Top of AVAILABLE DATA

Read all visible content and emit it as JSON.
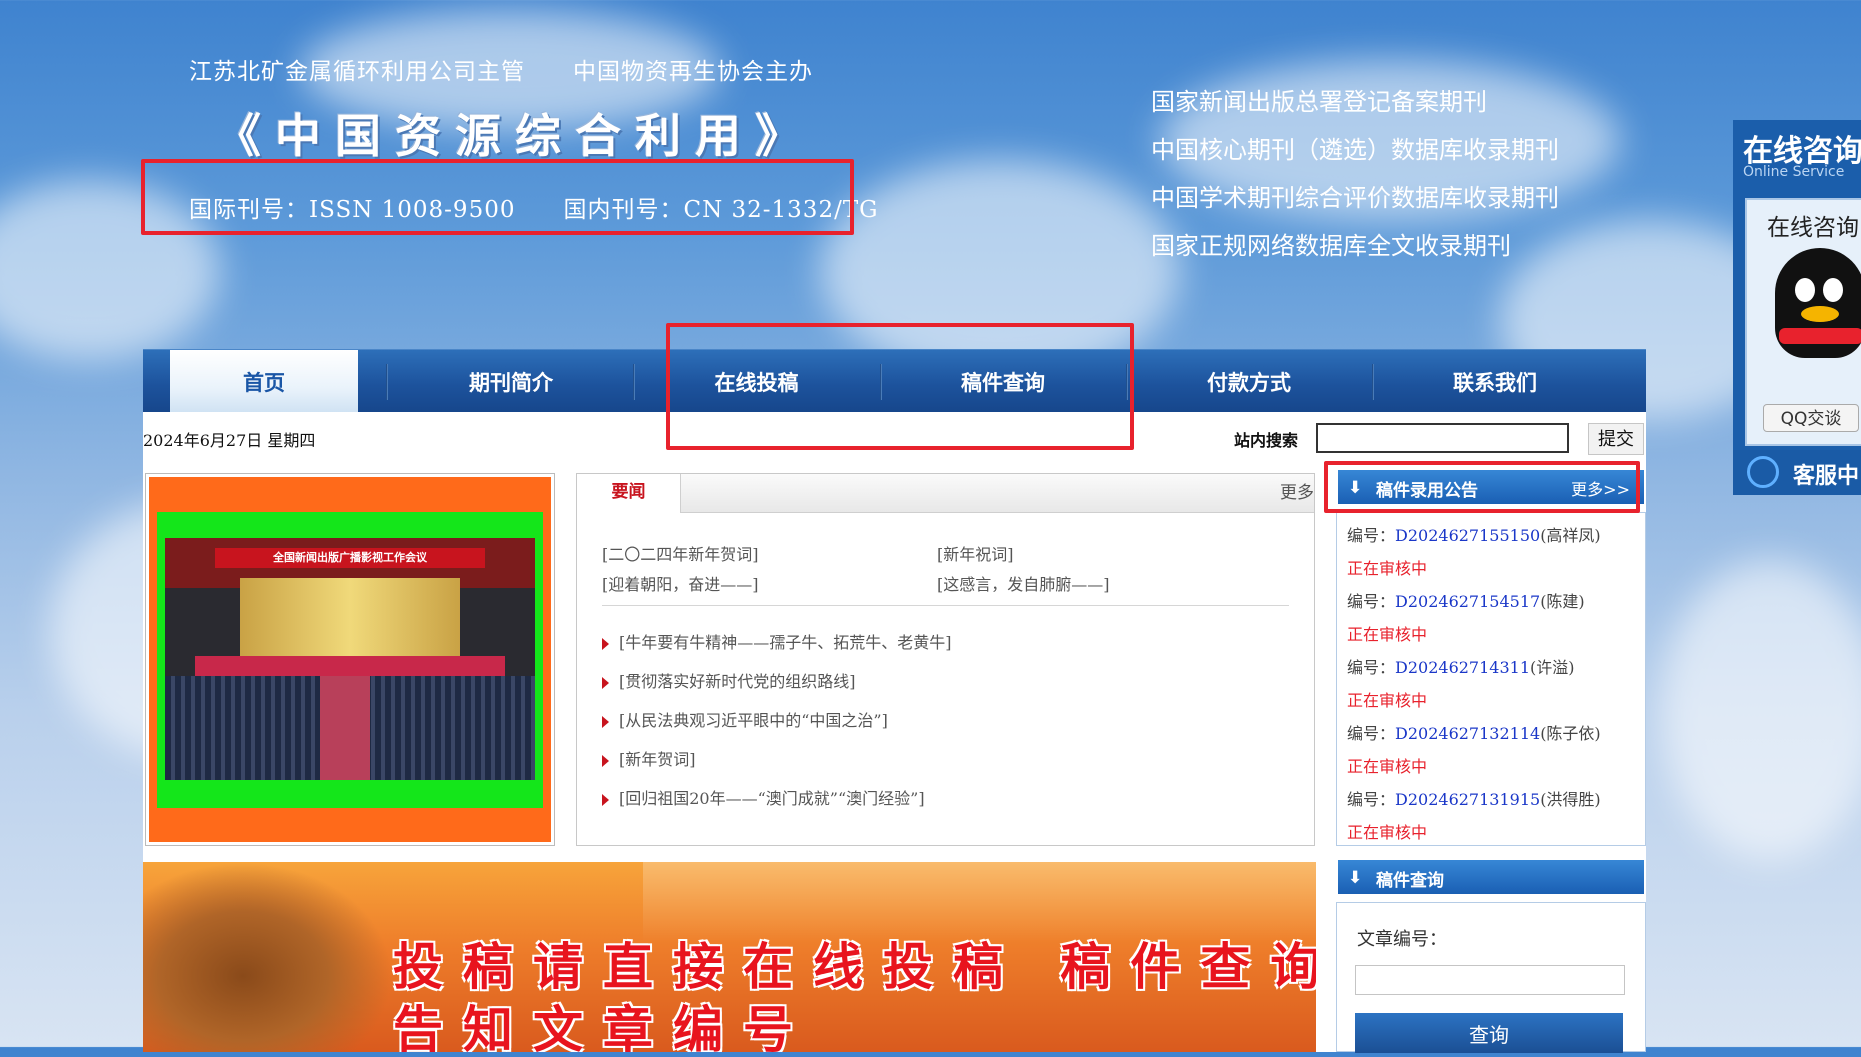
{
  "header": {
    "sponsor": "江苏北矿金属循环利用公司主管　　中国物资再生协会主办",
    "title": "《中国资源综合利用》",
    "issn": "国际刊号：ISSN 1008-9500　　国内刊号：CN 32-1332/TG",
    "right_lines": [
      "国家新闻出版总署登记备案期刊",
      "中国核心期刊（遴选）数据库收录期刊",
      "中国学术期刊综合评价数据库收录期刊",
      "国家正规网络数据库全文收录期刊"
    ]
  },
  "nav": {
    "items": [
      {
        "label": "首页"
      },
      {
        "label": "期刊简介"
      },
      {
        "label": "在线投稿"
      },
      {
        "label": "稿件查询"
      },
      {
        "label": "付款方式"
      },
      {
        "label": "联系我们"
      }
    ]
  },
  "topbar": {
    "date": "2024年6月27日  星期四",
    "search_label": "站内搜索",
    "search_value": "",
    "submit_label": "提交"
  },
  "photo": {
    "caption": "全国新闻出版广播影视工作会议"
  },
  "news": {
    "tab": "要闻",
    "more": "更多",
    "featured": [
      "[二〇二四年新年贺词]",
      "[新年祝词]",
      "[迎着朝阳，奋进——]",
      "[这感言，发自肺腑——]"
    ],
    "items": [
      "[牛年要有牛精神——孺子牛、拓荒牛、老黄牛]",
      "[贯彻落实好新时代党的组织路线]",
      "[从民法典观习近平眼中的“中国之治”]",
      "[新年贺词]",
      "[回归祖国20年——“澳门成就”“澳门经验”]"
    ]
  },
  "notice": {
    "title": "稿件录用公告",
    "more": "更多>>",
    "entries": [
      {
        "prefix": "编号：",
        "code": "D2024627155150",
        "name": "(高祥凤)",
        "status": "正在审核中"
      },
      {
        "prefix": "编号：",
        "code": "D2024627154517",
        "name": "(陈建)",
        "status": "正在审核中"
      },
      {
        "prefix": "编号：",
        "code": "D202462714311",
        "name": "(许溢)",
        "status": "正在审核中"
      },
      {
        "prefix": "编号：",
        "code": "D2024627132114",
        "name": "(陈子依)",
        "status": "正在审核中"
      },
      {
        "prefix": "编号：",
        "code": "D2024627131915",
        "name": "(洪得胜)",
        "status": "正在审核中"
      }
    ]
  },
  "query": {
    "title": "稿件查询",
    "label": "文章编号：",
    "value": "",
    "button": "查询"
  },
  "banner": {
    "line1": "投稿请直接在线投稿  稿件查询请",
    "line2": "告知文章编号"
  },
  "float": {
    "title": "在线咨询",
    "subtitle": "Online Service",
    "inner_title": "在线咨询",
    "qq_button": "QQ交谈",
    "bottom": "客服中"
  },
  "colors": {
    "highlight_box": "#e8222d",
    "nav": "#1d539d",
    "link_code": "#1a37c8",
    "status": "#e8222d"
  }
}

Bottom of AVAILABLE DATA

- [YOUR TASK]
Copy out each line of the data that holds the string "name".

- [WRITTEN RESPONSE]
        "name": "(高祥凤)",
        "name": "(陈建)",
        "name": "(许溢)",
        "name": "(陈子依)",
        "name": "(洪得胜)",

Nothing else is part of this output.